Through Bike Lanes

Description

For bicyclists traveling in a conventional bike lane or from a truncated cycle track, the approach to an intersection with vehicular turn lanes can present a significant challenge. For this reason it is vital that bicyclists are provided with an opportunity to correctly position themselves to avoid conflicts with turning vehicles. This treatment specifically covers the application of a through bicycle lane or ‘bicycle pocket’ at the intersection. For other potential approaches to provide accommodations for bicyclists at intersections with turn lanes, please see bike box, combined bike lane/turn lane, bicycle signals, and colored bike facilities.

Click on the images below to view 3D concepts of bikeways at intersections with turn lanes. The configurations shown are based on Seattle, WA, and Austin, TX, examples.


Treatment details can be accessed below under design guidance.

Through Bike Lane Benefits

  • Enables bicyclists to correctly position themselves to the left of right turn lanes or to the right of left turn lanes.
  • Reduces conflicts between turning motorists and bicycle through traffic.
  • Provides bicyclists with guidance to follow the preferred travel path.
  • Leads to more predictable bicyclist and motorist travel movements.
  • Alerts motorists to expect and yield to merging bicycle traffic.
  • Signifies an appropriate location for motorists to safely merge across the bike lane into the turn lane.

Typical Applications

  • On streets with right-side bike lanes and right-turn only lanes at intersections.
  • On streets with left-side bike lanes and left-turn only lanes at intersections.
  • On streets with bike lanes and an auxiliary right-turn-only lane added in advance of the intersection.
  • On streets with bike lanes and a parking lane that transition into a turn lane at intersections.

Design Guidance

Required Features
The desired width of a dotted bike transition lane and through bike lane is 6 feet with a minimum width of 4 feet.
Bicycle lane word and/or symbol and arrow markings (MUTCD Figure 9C-3) shall be used to define the bike lane and designate that portion of the street for preferential use by bicyclists.
The through bike lane shall be placed to the left of the right-turn only lane.
Dotted lines signifying the merge area shall begin a minimum of 50 feet before the intersection (MUTCD). Dotted lines should begin 100 feet before the intersection if along a high speed/volume roadway.
Dotted lane line transition areas to through bike lanes shall not be used on streets with double right turn lanes.
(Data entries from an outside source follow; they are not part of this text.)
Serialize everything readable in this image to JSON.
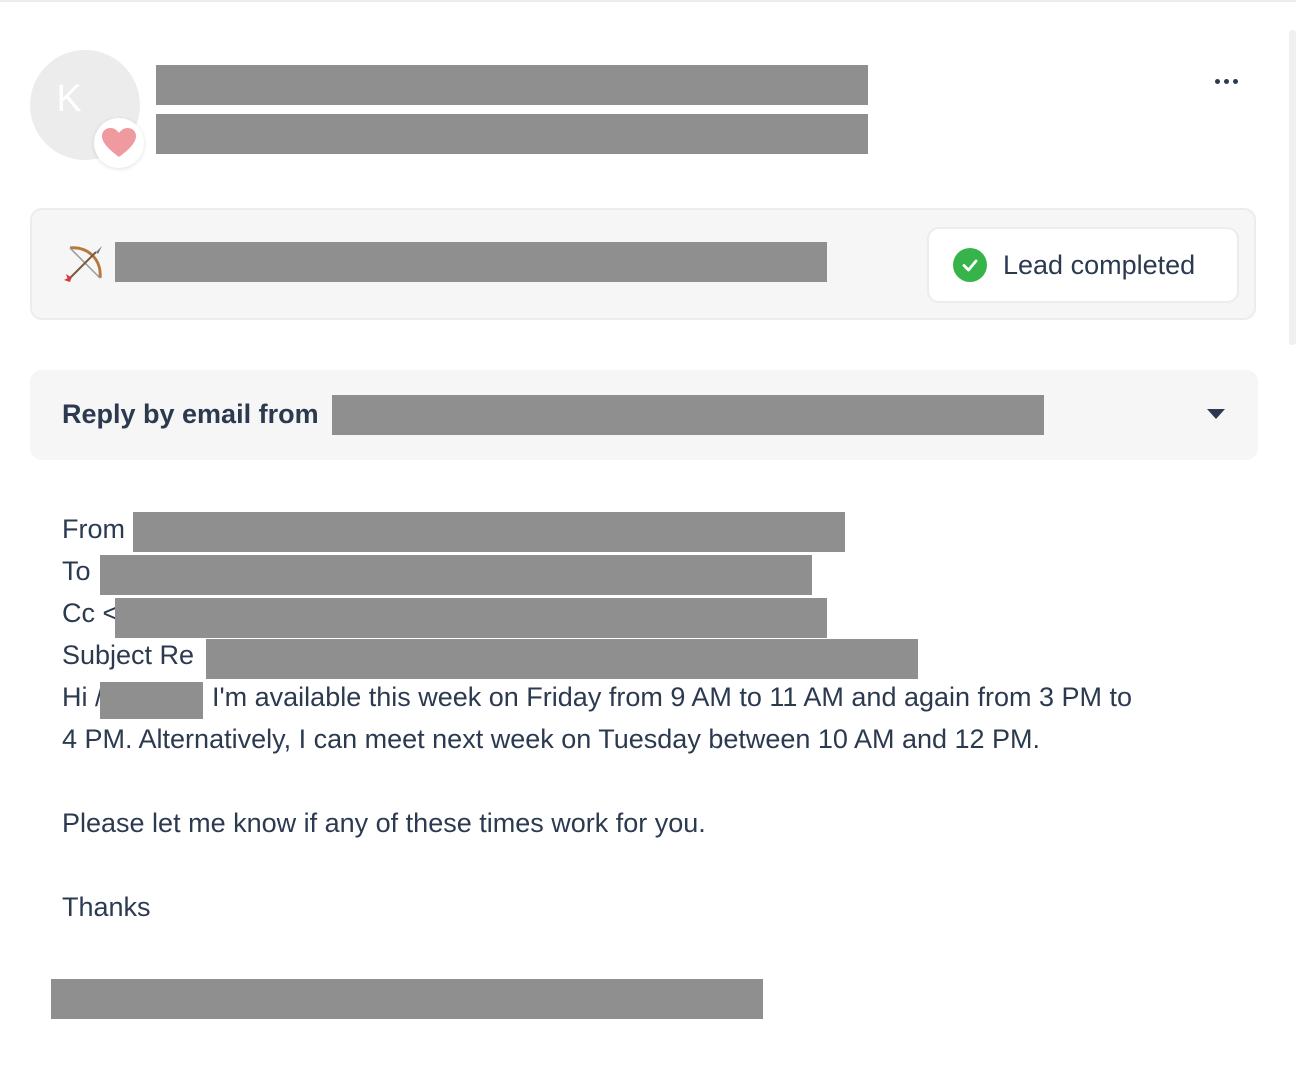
{
  "contact": {
    "avatar_initial": "K",
    "name": "",
    "subtitle": ""
  },
  "lead": {
    "title": "",
    "status": "Lead completed",
    "status_color": "#36b44a"
  },
  "reply": {
    "label": "Reply by email from",
    "sender": ""
  },
  "email": {
    "from_label": "From",
    "to_label": "To",
    "cc_label": "Cc <",
    "subject_label": "Subject Re",
    "greeting": "Hi /",
    "line1": "I'm available this week on Friday from 9 AM to 11 AM and again from 3 PM to",
    "line2": "4 PM. Alternatively, I can meet next week on Tuesday between 10 AM and 12 PM.",
    "line3": "Please let me know if any of these times work for you.",
    "closing": "Thanks",
    "signature": ""
  },
  "icons": {
    "avatar_badge": "heart-icon",
    "lead_icon": "bow-and-arrow-icon",
    "status_icon": "check-circle-icon",
    "more_icon": "more-horizontal-icon",
    "dropdown_icon": "caret-down-icon"
  }
}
Double right turn lanes are extremely difficult for bicyclists to negotiate. Shared lane markings may be used in the center of the inside turn lane to designate the preferred path of through bicycle travel.
Recommended Features
Accompanying signage should include R3-7R “Right Lane Must Turn Right” and R4-4 “Begin Right Turn Yield to Bikes” (MUTCD).
Dotted white lines should be 6 inches wide and 2 feet long with a 2- to 6-foot gap between dashes (MUTCD).
Through bike lanes should be provided at any intersection approach where a right turn only auxiliary lane is created (also known as a right turn add lane). It is desirable for bicyclists to travel straight through the merging area to reinforce right-of-way.
Dotted lane line transition areas to through bike lanes should not be provided at any intersection approach where a through travel lane transitions into a right turn only lane (also known as a right turn drop or trap lane). In such instances consider utilizing an exclusive bicycle signal phase with the bike lane remaining to the right, or not delineating the merging area connecting to the through bicycle lane. Shared lane markings may be used to provide additional guidance.
At intersections with high right turning vehicle volumes, high bicyclist volumes, or along priority bicycle corridors, treatments beyond dotted white lines such as coloring and increased signing should be provided.
Right-turn only lanes should be as short as possible in order to limit the speed of cars in the right turn lane. Fast moving traffic on both sides can be uncomfortable for bicyclists.
Terminating the bike lane in advance of the intersection is discouraged.
For intersections that lack the physical width to install a bicycle pocket, a combined bike/turn lane should be used.
Vehicle turn lane width should not be reduced to less than 9 feet.
Bicycle detection should be provided within the through bike lane.
Optional Features
On streets with a combined turn and through lane, shared lane markings may be used in the center of the lane.
A bike box may be used in lieu of a designated through bike lane.
Bicycle warning signs or a “Share the Road” sign may be used in advance of the merge/transition area.

Maintenance

  • Routine roadway maintenance is needed.
  • Dotted lines should be installed with thermoplastic to increase durability and resist tire wear.
  • Because the effectiveness of markings depends entirely on their visibility, maintaining markings should be a high priority.

Treatment Adoption and Professional Consensus

Bicycle lanes are the most common bicycle facility in use in the US, and most jurisdictions are familiar with their design and application as described in the MUTCD and AASHTO Guide for the Development of Bicycle Facilities. Many US cities offer through bicycle lanes at intersections; some offer increased levels of comfort and security to bicyclists through the application of some of the recommended and optional elements noted above.

Reference Publications